> [Problem]: List, from the lines below, each one with "Raslan" in it.

> [Extracted entries]:

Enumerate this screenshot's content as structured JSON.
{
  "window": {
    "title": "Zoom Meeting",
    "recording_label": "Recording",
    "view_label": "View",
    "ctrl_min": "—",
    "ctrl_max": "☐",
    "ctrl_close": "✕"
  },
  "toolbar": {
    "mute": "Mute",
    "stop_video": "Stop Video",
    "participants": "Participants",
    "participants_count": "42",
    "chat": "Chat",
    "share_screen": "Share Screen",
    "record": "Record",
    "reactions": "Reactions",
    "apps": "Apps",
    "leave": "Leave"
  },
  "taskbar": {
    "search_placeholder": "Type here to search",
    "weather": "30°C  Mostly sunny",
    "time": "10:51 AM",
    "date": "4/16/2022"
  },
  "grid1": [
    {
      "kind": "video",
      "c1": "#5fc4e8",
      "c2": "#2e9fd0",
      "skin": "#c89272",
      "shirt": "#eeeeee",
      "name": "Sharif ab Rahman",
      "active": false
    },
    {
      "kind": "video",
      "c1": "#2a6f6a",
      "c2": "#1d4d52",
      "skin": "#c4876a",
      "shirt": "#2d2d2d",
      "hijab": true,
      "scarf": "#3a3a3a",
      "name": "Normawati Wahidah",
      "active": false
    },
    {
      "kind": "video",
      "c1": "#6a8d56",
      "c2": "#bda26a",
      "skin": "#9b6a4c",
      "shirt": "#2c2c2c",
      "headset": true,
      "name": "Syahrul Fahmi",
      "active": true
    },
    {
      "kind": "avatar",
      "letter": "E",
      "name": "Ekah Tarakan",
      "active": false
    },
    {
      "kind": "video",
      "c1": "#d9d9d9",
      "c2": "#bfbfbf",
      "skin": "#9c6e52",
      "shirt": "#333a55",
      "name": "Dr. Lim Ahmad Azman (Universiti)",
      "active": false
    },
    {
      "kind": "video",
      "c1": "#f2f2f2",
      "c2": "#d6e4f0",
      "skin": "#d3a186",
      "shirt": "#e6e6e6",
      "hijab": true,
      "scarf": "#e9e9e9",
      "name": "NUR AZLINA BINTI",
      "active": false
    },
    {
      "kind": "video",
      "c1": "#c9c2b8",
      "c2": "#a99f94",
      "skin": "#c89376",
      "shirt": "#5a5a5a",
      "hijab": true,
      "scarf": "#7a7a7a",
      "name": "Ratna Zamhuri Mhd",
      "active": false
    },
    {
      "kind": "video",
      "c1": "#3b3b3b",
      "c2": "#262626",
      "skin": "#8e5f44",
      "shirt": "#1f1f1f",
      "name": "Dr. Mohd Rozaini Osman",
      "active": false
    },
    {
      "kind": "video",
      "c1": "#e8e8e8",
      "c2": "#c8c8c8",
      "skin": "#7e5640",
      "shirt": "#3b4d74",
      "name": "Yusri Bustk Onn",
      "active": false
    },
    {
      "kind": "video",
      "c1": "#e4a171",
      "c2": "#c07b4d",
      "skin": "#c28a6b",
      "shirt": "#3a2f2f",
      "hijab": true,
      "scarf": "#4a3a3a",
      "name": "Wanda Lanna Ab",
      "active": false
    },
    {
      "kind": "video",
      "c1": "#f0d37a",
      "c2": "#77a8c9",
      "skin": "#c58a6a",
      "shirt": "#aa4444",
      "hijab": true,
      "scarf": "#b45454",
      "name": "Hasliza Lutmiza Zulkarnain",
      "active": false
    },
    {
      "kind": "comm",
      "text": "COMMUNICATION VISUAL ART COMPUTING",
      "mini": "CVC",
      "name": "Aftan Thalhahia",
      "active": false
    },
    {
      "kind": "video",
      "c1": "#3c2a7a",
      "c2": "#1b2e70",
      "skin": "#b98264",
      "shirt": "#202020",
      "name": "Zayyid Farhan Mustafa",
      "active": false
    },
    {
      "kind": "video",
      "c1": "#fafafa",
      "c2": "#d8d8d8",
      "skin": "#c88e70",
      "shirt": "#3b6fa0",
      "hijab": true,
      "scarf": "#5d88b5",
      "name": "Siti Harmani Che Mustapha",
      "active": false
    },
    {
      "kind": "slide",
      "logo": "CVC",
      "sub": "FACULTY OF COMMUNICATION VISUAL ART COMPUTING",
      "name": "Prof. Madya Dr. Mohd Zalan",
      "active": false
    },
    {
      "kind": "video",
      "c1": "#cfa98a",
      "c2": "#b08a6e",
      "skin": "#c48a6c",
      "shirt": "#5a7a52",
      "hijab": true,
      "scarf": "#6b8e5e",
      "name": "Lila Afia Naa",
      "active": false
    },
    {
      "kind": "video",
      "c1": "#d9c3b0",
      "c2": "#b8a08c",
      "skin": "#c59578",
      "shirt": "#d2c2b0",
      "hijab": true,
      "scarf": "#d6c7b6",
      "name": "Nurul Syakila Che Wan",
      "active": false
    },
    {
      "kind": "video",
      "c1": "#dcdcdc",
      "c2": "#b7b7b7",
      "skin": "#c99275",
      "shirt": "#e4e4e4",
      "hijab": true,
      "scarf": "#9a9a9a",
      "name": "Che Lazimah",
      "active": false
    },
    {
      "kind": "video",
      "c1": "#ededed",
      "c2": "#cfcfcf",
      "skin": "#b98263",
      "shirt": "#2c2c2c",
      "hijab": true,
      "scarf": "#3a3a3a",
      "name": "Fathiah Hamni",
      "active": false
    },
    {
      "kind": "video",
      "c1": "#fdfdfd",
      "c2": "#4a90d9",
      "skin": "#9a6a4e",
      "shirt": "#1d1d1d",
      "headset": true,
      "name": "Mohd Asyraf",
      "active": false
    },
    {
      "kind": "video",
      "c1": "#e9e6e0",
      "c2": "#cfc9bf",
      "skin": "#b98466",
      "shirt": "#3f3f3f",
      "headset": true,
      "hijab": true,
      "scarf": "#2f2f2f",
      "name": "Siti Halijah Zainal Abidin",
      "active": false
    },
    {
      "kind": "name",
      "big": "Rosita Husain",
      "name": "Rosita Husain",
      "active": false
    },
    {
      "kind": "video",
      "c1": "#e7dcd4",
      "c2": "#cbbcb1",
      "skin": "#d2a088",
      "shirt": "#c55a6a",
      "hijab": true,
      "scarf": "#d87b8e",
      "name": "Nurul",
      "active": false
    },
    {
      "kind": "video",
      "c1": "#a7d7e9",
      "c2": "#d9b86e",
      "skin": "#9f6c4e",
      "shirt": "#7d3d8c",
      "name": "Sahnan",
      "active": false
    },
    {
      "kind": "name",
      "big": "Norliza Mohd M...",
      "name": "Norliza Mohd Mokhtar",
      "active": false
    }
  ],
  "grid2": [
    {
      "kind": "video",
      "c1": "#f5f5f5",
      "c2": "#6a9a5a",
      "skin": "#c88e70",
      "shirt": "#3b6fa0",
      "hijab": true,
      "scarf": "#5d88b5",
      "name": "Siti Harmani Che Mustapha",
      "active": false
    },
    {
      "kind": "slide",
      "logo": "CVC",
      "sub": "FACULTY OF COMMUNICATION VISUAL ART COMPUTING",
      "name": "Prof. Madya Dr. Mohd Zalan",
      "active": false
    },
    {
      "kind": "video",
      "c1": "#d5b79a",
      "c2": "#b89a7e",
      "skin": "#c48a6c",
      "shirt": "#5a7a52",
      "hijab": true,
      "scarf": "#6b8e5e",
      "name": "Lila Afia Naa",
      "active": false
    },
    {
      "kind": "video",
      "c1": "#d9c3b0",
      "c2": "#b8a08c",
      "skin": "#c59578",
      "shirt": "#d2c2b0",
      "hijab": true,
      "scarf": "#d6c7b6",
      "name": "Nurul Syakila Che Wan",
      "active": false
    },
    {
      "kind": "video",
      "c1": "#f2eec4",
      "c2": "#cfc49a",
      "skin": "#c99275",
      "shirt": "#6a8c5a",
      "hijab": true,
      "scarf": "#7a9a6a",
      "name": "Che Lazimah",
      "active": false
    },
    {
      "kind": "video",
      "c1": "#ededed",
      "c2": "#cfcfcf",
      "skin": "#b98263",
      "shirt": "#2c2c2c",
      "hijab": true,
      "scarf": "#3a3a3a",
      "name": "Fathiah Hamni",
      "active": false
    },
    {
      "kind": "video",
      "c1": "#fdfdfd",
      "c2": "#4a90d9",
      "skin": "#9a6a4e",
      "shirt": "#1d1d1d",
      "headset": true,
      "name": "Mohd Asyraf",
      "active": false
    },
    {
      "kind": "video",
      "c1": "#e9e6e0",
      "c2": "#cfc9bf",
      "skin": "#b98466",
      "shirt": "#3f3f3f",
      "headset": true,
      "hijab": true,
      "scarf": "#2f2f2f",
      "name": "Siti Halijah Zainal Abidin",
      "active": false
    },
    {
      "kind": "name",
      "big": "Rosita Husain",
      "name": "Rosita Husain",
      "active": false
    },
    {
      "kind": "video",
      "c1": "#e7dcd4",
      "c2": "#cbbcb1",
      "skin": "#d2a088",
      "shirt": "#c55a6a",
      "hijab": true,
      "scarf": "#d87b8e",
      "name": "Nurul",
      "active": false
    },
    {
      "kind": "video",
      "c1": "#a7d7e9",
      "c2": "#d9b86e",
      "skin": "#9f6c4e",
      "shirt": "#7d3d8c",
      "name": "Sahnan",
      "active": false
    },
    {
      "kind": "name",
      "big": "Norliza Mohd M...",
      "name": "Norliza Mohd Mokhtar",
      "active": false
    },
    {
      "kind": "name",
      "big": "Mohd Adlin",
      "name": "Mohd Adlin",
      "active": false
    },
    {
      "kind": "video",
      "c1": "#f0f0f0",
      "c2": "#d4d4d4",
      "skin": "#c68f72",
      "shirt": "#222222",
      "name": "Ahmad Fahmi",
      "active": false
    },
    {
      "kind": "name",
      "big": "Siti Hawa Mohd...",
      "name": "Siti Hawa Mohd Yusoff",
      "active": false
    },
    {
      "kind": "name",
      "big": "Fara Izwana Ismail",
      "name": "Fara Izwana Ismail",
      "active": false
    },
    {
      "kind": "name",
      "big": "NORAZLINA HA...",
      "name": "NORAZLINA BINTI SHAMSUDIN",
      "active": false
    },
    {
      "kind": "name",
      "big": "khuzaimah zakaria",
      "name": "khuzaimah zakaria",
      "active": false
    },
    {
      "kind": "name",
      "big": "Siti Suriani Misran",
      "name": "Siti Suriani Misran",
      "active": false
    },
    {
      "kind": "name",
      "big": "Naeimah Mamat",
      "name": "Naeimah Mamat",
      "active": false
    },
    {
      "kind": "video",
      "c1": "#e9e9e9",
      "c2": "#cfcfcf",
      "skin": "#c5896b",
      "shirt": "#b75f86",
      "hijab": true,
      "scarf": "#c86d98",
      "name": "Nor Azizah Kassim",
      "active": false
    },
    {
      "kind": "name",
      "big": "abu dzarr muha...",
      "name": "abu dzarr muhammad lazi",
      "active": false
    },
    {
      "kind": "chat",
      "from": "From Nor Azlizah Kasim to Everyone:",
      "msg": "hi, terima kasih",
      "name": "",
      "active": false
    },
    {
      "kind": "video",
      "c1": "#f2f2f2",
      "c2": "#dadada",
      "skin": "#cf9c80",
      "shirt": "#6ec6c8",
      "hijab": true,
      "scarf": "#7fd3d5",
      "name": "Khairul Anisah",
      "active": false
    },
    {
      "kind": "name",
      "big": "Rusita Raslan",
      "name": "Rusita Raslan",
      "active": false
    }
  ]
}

> [Exercise answer]:
      "big": "Rusita Raslan",
      "name": "Rusita Raslan",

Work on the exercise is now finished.